"I've never seen so many copies of the Telegraph in one place before in my life." - The Time Miser

In an effort to seek revenge for the time misers wanton disregard for my casual mornings I set out to return the favour by moving the getting up time backwards from a balmy 9am to a brutal 7am.

Unfortunately, being a time miser, he was used to early nights and earlier mornings leaving me to toss and turn until 4am and bolt up at my alarm set just three hours later.

Men with Ven

The van arrived soon after driven by our trusted wheelman MacStally Culkin. Before he had even parked outside our flat both the Time Miser and I had shouted "shotgun" out of the window, as there was something we had yet to reveal to the other band members. 

Once we had finished loading the van it dawned on Michael! and Jim that they would in fact be spending the two hour journey in the back of the van, in the dark.

After an hour we stopped at Burger King for a second breakfast, but didn't feel the need to tell Jim and Michael! as we thought they probably weren't hungry or something. So we just banged on the side and told them to "BE QUIET!" and "DON'T GET OUT!" 

An hour later

After some terrible directions from the Time Miser we finally arrived at the Regatta, greeted warmly by the organisers. 

We were two hours early, which felt like a small victory to myself. But I soon realised that the Time Miser was more than happy with the situation. 

We set up our equipment only to find both of the keyboard pedals we brought with us didn't work. And jamming a screwdriver into one of them didn't fix it. 
So in the end Michael! mustered his musical brilliance and defiantly managed to make it work.

Glamping at Henley

As a reward for Michael! I decided Jim and himself could share my one man tent, while I bunked with the Time Miser in his four man tent.

My assumption being that Jazz musicians like extreme proximity and confined spaces.

The Gig

Went off without a hitch, I even managed to get a coffee in a rendition of "All of Me" during the redoubtable Michael!'s solo.

I think we can all agree that the best gig moment was working "play that funky music white boy" into the bridge of "Work Song" by Nat Adderley. At the request of an enthusiastic gentleman in an elaborate leg-brace.

The After Party

We stayed inside the Courtyard enclosure for most of the night, which was surrounded by a one half meter high white picket fence. And several large security guards in nice suits.

As often happens when there is a fence separating two groups of people, people kept trying to get over ours. Often to be thwarted by said large men in nice suits.

The best attempt made was by one young man who decided to use the music of Lady Gaga as a disguise for his entrance attempt, incorporating leg-lifts in time with the melodies. His one error was staring directly into the eyes of two of the large men in nice suits, albeit while shrugging as if to say "Hey, I'm just dancing here fellas"

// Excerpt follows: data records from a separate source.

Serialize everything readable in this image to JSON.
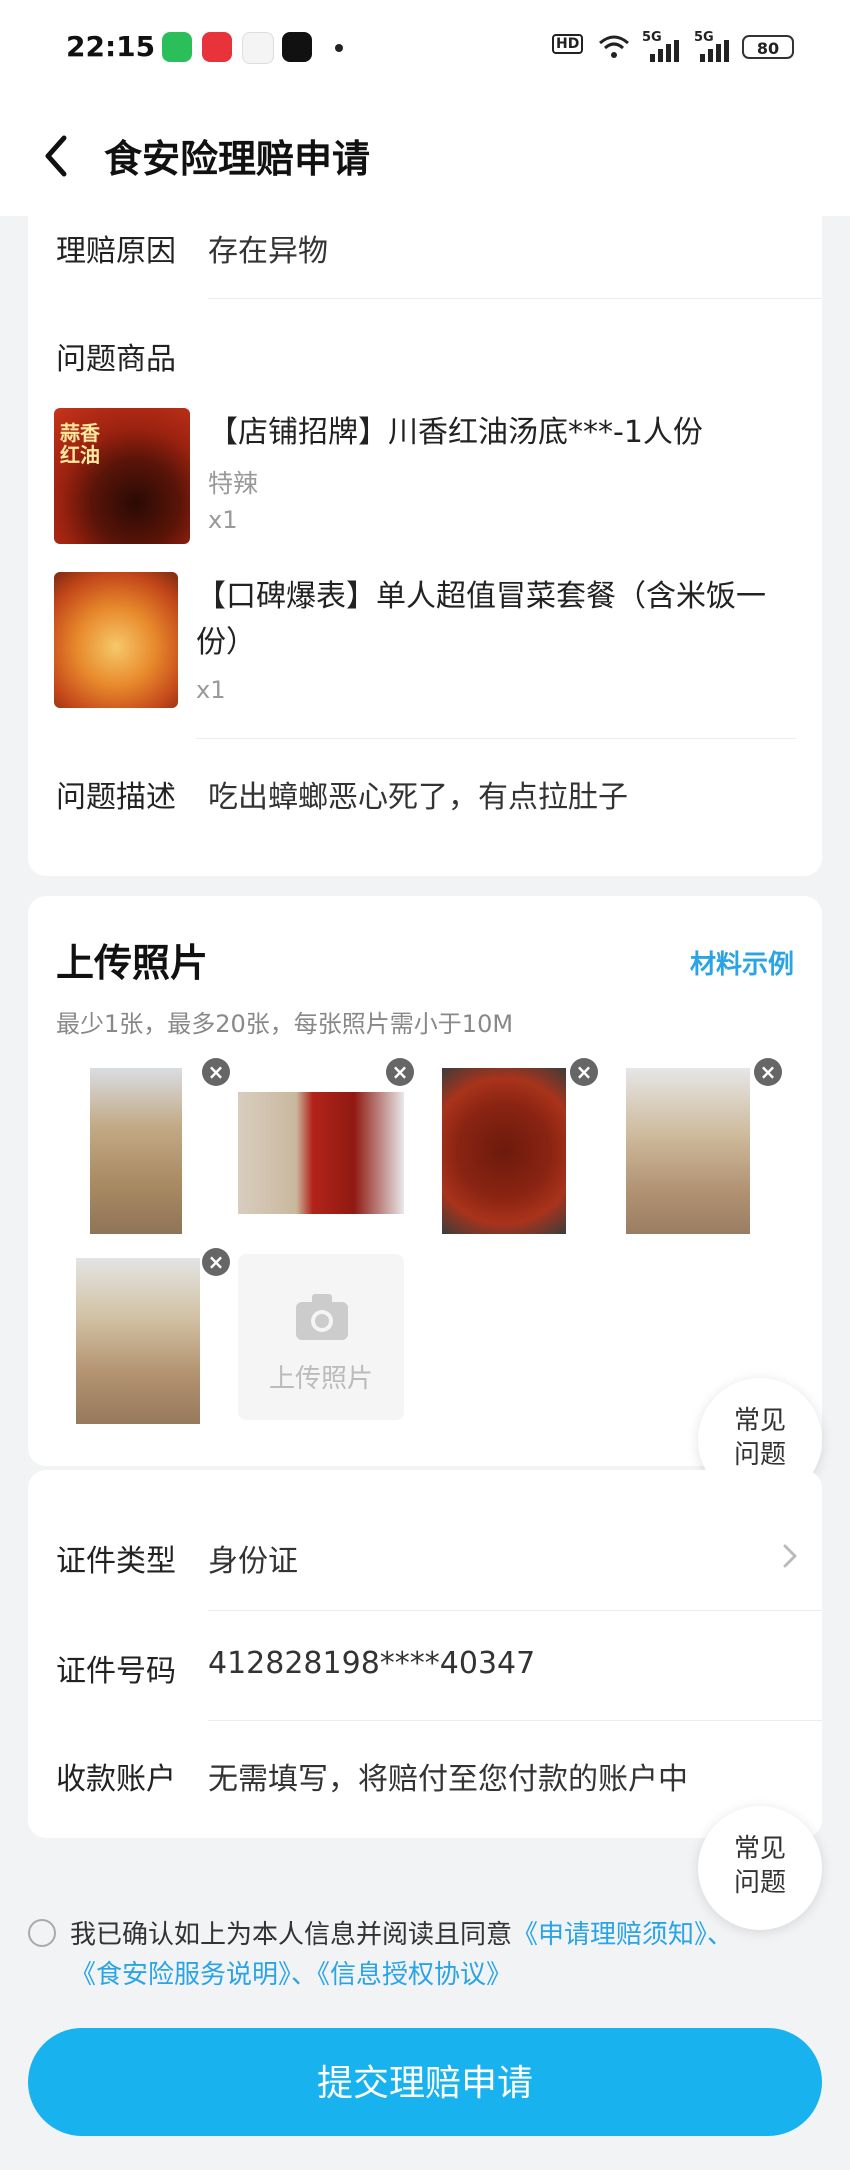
{
  "status_bar": {
    "time": "22:15",
    "hd": "HD",
    "signal1": "5G",
    "signal2": "5G",
    "battery": "80"
  },
  "nav": {
    "title": "食安险理赔申请",
    "back_icon": "chevron-left-icon"
  },
  "claim": {
    "reason_label": "理赔原因",
    "reason_value": "存在异物",
    "products_label": "问题商品",
    "products": [
      {
        "name": "【店铺招牌】川香红油汤底***-1人份",
        "spec": "特辣",
        "qty": "x1",
        "image_text": "蒜香红油"
      },
      {
        "name": "【口碑爆表】单人超值冒菜套餐（含米饭一份）",
        "spec": "",
        "qty": "x1"
      }
    ],
    "desc_label": "问题描述",
    "desc_value": "吃出蟑螂恶心死了，有点拉肚子"
  },
  "upload": {
    "title": "上传照片",
    "example_link": "材料示例",
    "hint": "最少1张，最多20张，每张照片需小于10M",
    "remove_icon": "×",
    "upload_label": "上传照片",
    "camera_icon": "camera-icon",
    "photo_count": 5
  },
  "faq": {
    "line1": "常见",
    "line2": "问题"
  },
  "identity": {
    "id_type_label": "证件类型",
    "id_type_value": "身份证",
    "id_number_label": "证件号码",
    "id_number_value": "412828198****40347",
    "account_label": "收款账户",
    "account_value": "无需填写，将赔付至您付款的账户中"
  },
  "agreement": {
    "prefix": "我已确认如上为本人信息并阅读且同意",
    "link1": "《申请理赔须知》",
    "sep1": "、",
    "link2": "《食安险服务说明》",
    "sep2": "、",
    "link3": "《信息授权协议》"
  },
  "submit_label": "提交理赔申请",
  "colors": {
    "accent": "#18b2ef",
    "link": "#2ba4e6"
  }
}
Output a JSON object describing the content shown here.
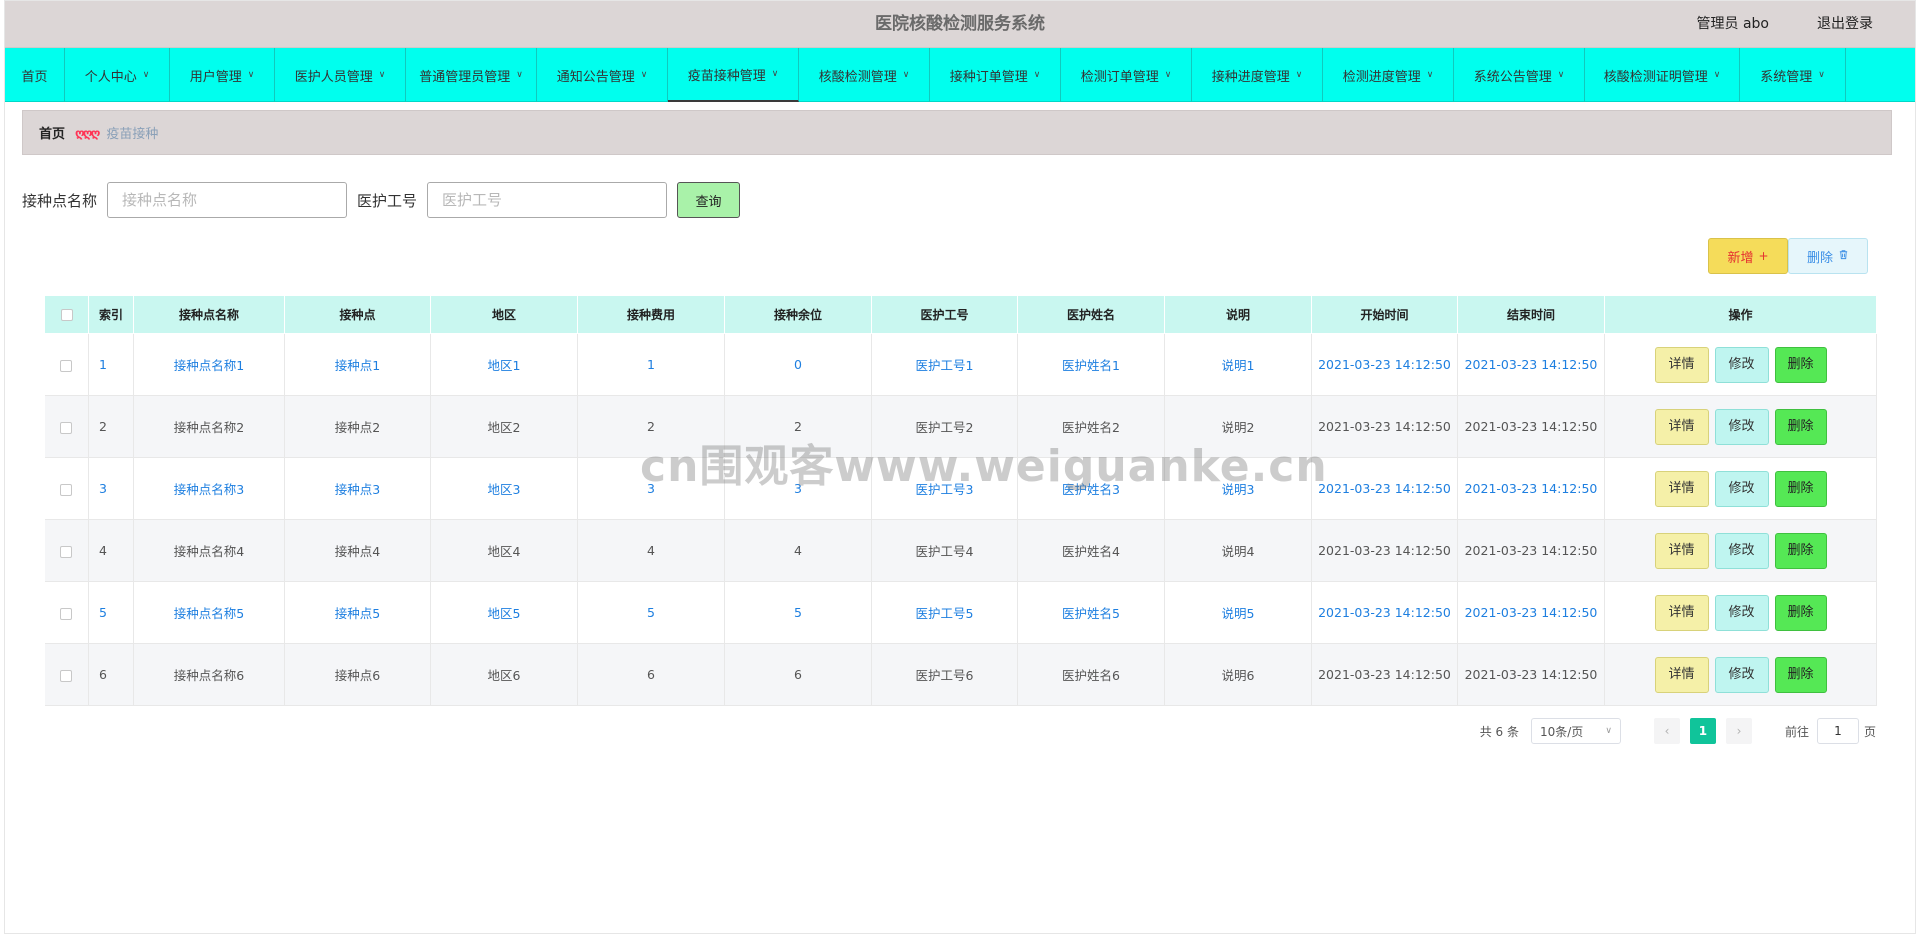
{
  "header": {
    "title": "医院核酸检测服务系统",
    "user": "管理员 abo",
    "logout": "退出登录"
  },
  "nav": [
    {
      "label": "首页",
      "caret": false,
      "active": false
    },
    {
      "label": "个人中心",
      "caret": true,
      "active": false
    },
    {
      "label": "用户管理",
      "caret": true,
      "active": false
    },
    {
      "label": "医护人员管理",
      "caret": true,
      "active": false
    },
    {
      "label": "普通管理员管理",
      "caret": true,
      "active": false
    },
    {
      "label": "通知公告管理",
      "caret": true,
      "active": false
    },
    {
      "label": "疫苗接种管理",
      "caret": true,
      "active": true
    },
    {
      "label": "核酸检测管理",
      "caret": true,
      "active": false
    },
    {
      "label": "接种订单管理",
      "caret": true,
      "active": false
    },
    {
      "label": "检测订单管理",
      "caret": true,
      "active": false
    },
    {
      "label": "接种进度管理",
      "caret": true,
      "active": false
    },
    {
      "label": "检测进度管理",
      "caret": true,
      "active": false
    },
    {
      "label": "系统公告管理",
      "caret": true,
      "active": false
    },
    {
      "label": "核酸检测证明管理",
      "caret": true,
      "active": false
    },
    {
      "label": "系统管理",
      "caret": true,
      "active": false
    }
  ],
  "breadcrumb": {
    "home": "首页",
    "separator": "ღღღ",
    "current": "疫苗接种"
  },
  "search": {
    "site_label": "接种点名称",
    "site_placeholder": "接种点名称",
    "staff_label": "医护工号",
    "staff_placeholder": "医护工号",
    "query_label": "查询"
  },
  "actions": {
    "add_label": "新增",
    "delete_label": "删除"
  },
  "table": {
    "headers": [
      "索引",
      "接种点名称",
      "接种点",
      "地区",
      "接种费用",
      "接种余位",
      "医护工号",
      "医护姓名",
      "说明",
      "开始时间",
      "结束时间",
      "操作"
    ],
    "rows": [
      {
        "index": "1",
        "site_name": "接种点名称1",
        "site": "接种点1",
        "region": "地区1",
        "fee": "1",
        "remaining": "0",
        "staff_no": "医护工号1",
        "staff_name": "医护姓名1",
        "note": "说明1",
        "start": "2021-03-23 14:12:50",
        "end": "2021-03-23 14:12:50"
      },
      {
        "index": "2",
        "site_name": "接种点名称2",
        "site": "接种点2",
        "region": "地区2",
        "fee": "2",
        "remaining": "2",
        "staff_no": "医护工号2",
        "staff_name": "医护姓名2",
        "note": "说明2",
        "start": "2021-03-23 14:12:50",
        "end": "2021-03-23 14:12:50"
      },
      {
        "index": "3",
        "site_name": "接种点名称3",
        "site": "接种点3",
        "region": "地区3",
        "fee": "3",
        "remaining": "3",
        "staff_no": "医护工号3",
        "staff_name": "医护姓名3",
        "note": "说明3",
        "start": "2021-03-23 14:12:50",
        "end": "2021-03-23 14:12:50"
      },
      {
        "index": "4",
        "site_name": "接种点名称4",
        "site": "接种点4",
        "region": "地区4",
        "fee": "4",
        "remaining": "4",
        "staff_no": "医护工号4",
        "staff_name": "医护姓名4",
        "note": "说明4",
        "start": "2021-03-23 14:12:50",
        "end": "2021-03-23 14:12:50"
      },
      {
        "index": "5",
        "site_name": "接种点名称5",
        "site": "接种点5",
        "region": "地区5",
        "fee": "5",
        "remaining": "5",
        "staff_no": "医护工号5",
        "staff_name": "医护姓名5",
        "note": "说明5",
        "start": "2021-03-23 14:12:50",
        "end": "2021-03-23 14:12:50"
      },
      {
        "index": "6",
        "site_name": "接种点名称6",
        "site": "接种点6",
        "region": "地区6",
        "fee": "6",
        "remaining": "6",
        "staff_no": "医护工号6",
        "staff_name": "医护姓名6",
        "note": "说明6",
        "start": "2021-03-23 14:12:50",
        "end": "2021-03-23 14:12:50"
      }
    ],
    "ops": {
      "detail": "详情",
      "edit": "修改",
      "remove": "删除"
    }
  },
  "pagination": {
    "total": "共 6 条",
    "page_size": "10条/页",
    "prev": "‹",
    "current_page": "1",
    "next": "›",
    "goto_label": "前往",
    "goto_value": "1",
    "page_suffix": "页"
  },
  "watermark": "cn围观客www.weiguanke.cn",
  "colors": {
    "nav_bg": "#00ffee",
    "header_bg": "#dcd6d6",
    "table_header_bg": "#c9f7f0",
    "link_blue": "#1e7fe0",
    "pager_active": "#10c49a"
  },
  "icons": {
    "nav_caret": "chevron-down-icon",
    "add": "plus-icon",
    "delete": "trash-icon",
    "size_select": "chevron-down-icon"
  }
}
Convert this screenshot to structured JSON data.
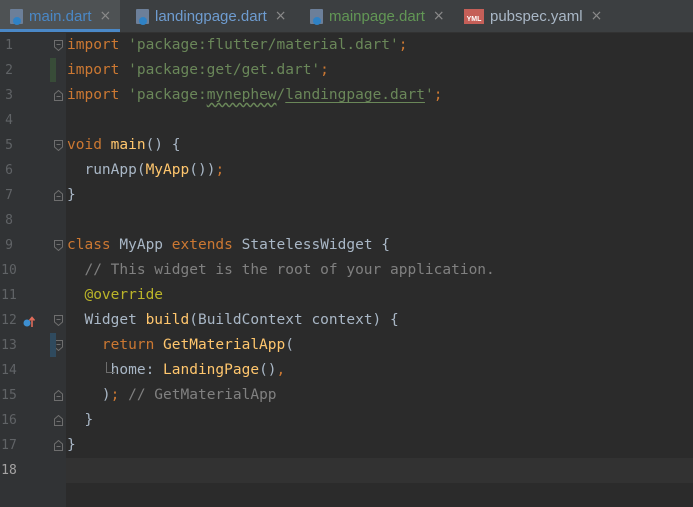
{
  "tabs": [
    {
      "name": "main.dart",
      "icon": "dart-file-icon",
      "color": "#4a88c7",
      "active": true
    },
    {
      "name": "landingpage.dart",
      "icon": "dart-file-icon",
      "color": "#6e9cd0",
      "active": false
    },
    {
      "name": "mainpage.dart",
      "icon": "dart-file-icon",
      "color": "#629755",
      "active": false
    },
    {
      "name": "pubspec.yaml",
      "icon": "yaml-file-icon",
      "badge": "YML",
      "color": "#a9b7c6",
      "active": false
    }
  ],
  "close_glyph": "×",
  "editor": {
    "current_line": 18,
    "lines": [
      {
        "n": "1",
        "parts": [
          {
            "t": "import ",
            "c": "kw"
          },
          {
            "t": "'package:flutter/material.dart'",
            "c": "str"
          },
          {
            "t": ";",
            "c": "kw"
          }
        ]
      },
      {
        "n": "2",
        "parts": [
          {
            "t": "import ",
            "c": "kw"
          },
          {
            "t": "'package:get/get.dart'",
            "c": "str"
          },
          {
            "t": ";",
            "c": "kw"
          }
        ]
      },
      {
        "n": "3",
        "parts": [
          {
            "t": "import ",
            "c": "kw"
          },
          {
            "t": "'package:",
            "c": "str"
          },
          {
            "t": "mynephew",
            "c": "str typo"
          },
          {
            "t": "/",
            "c": "str"
          },
          {
            "t": "landingpage.dart",
            "c": "str under"
          },
          {
            "t": "'",
            "c": "str"
          },
          {
            "t": ";",
            "c": "kw"
          }
        ]
      },
      {
        "n": "4",
        "parts": []
      },
      {
        "n": "5",
        "parts": [
          {
            "t": "void ",
            "c": "kw"
          },
          {
            "t": "main",
            "c": "fn"
          },
          {
            "t": "() {",
            "c": ""
          }
        ]
      },
      {
        "n": "6",
        "parts": [
          {
            "t": "  runApp(",
            "c": ""
          },
          {
            "t": "MyApp",
            "c": "fn"
          },
          {
            "t": "())",
            "c": ""
          },
          {
            "t": ";",
            "c": "kw"
          }
        ]
      },
      {
        "n": "7",
        "parts": [
          {
            "t": "}",
            "c": ""
          }
        ]
      },
      {
        "n": "8",
        "parts": []
      },
      {
        "n": "9",
        "parts": [
          {
            "t": "class ",
            "c": "kw"
          },
          {
            "t": "MyApp ",
            "c": ""
          },
          {
            "t": "extends ",
            "c": "kw"
          },
          {
            "t": "StatelessWidget {",
            "c": ""
          }
        ]
      },
      {
        "n": "10",
        "parts": [
          {
            "t": "  // This widget is the root of your application.",
            "c": "cmt"
          }
        ]
      },
      {
        "n": "11",
        "parts": [
          {
            "t": "  @override",
            "c": "ann"
          }
        ]
      },
      {
        "n": "12",
        "parts": [
          {
            "t": "  Widget ",
            "c": ""
          },
          {
            "t": "build",
            "c": "fn"
          },
          {
            "t": "(BuildContext context) {",
            "c": ""
          }
        ]
      },
      {
        "n": "13",
        "parts": [
          {
            "t": "    return ",
            "c": "kw"
          },
          {
            "t": "GetMaterialApp",
            "c": "fn"
          },
          {
            "t": "(",
            "c": ""
          }
        ]
      },
      {
        "n": "14",
        "parts": [
          {
            "t": "     home: ",
            "c": ""
          },
          {
            "t": "LandingPage",
            "c": "fn"
          },
          {
            "t": "()",
            "c": ""
          },
          {
            "t": ",",
            "c": "kw"
          }
        ]
      },
      {
        "n": "15",
        "parts": [
          {
            "t": "    )",
            "c": ""
          },
          {
            "t": ";",
            "c": "kw"
          },
          {
            "t": " // GetMaterialApp",
            "c": "cmt"
          }
        ]
      },
      {
        "n": "16",
        "parts": [
          {
            "t": "  }",
            "c": ""
          }
        ]
      },
      {
        "n": "17",
        "parts": [
          {
            "t": "}",
            "c": ""
          }
        ]
      },
      {
        "n": "18",
        "parts": []
      }
    ]
  }
}
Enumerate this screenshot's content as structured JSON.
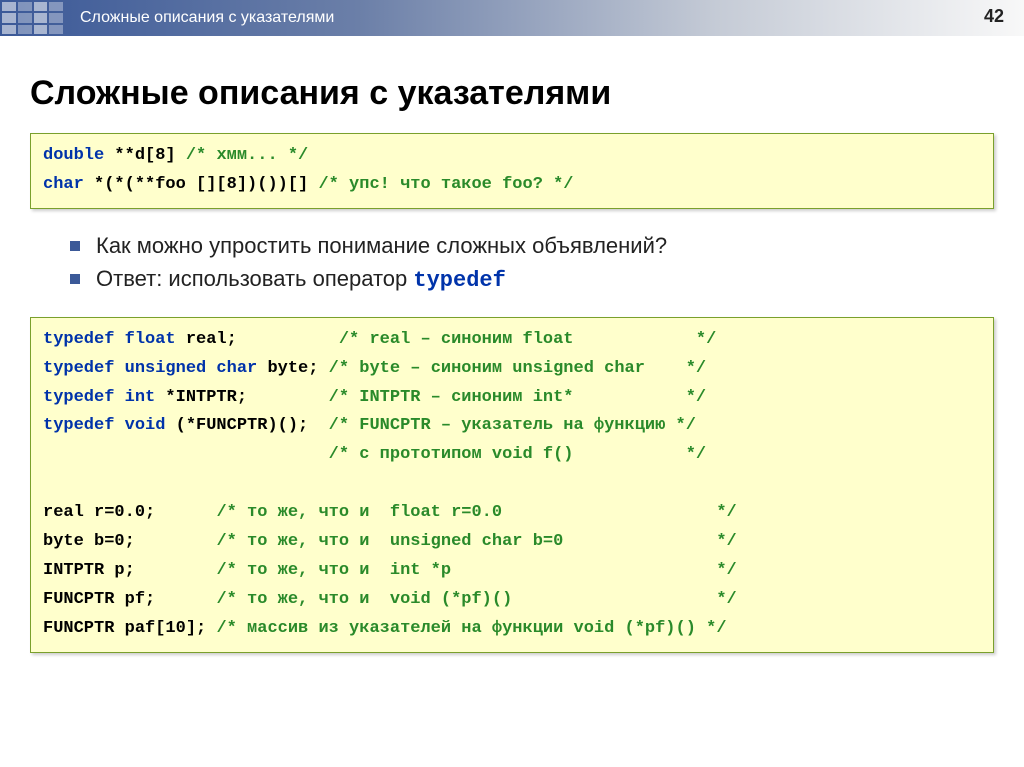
{
  "header": {
    "title": "Сложные описания с указателями",
    "page_number": "42"
  },
  "main_title": "Сложные описания с указателями",
  "code1": {
    "l1_kw": "double",
    "l1_plain": " **d[8] ",
    "l1_cm": "/* хмм... */",
    "l2_kw": "char",
    "l2_plain": " *(*(**foo [][8])())[] ",
    "l2_cm": "/* упс! что такое foo? */"
  },
  "bullets": {
    "b1": "Как можно упростить понимание сложных объявлений?",
    "b2_prefix": "Ответ: использовать оператор ",
    "b2_code": "typedef"
  },
  "code2": {
    "l1": {
      "kw": "typedef float",
      "plain": " real;          ",
      "cm": "/* real – синоним float            */"
    },
    "l2": {
      "kw": "typedef unsigned char",
      "plain": " byte; ",
      "cm": "/* byte – синоним unsigned char    */"
    },
    "l3": {
      "kw": "typedef int",
      "plain": " *INTPTR;        ",
      "cm": "/* INTPTR – синоним int*           */"
    },
    "l4": {
      "kw": "typedef void",
      "plain": " (*FUNCPTR)();  ",
      "cm": "/* FUNCPTR – указатель на функцию */"
    },
    "l5": {
      "plain": "                            ",
      "cm": "/* с прототипом void f()           */"
    },
    "blank": " ",
    "l6": {
      "plain": "real r=0.0;      ",
      "cm": "/* то же, что и  float r=0.0                     */"
    },
    "l7": {
      "plain": "byte b=0;        ",
      "cm": "/* то же, что и  unsigned char b=0               */"
    },
    "l8": {
      "plain": "INTPTR p;        ",
      "cm": "/* то же, что и  int *p                          */"
    },
    "l9": {
      "plain": "FUNCPTR pf;      ",
      "cm": "/* то же, что и  void (*pf)()                    */"
    },
    "l10": {
      "plain": "FUNCPTR paf[10]; ",
      "cm": "/* массив из указателей на функции void (*pf)() */"
    }
  }
}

Interestingly, while during the day there was a large gap between the fifty or so parties along the Thames in terms of the quality of music, food and guests attire, by midnight everyone was dancing precariously to the same generic club music, eating whatever was warm and greasy and had adorned their lovely outfits with mud and sweat. I found this odd synergy quite comforting.

The Serious Bit

We were genuinely very well looked after by the nice people at the Copas partnership, something that can be quite rare at gigs. 

We were fell fed, watered, boozed and cruised. So a big thank you to them for helping us put on a great night.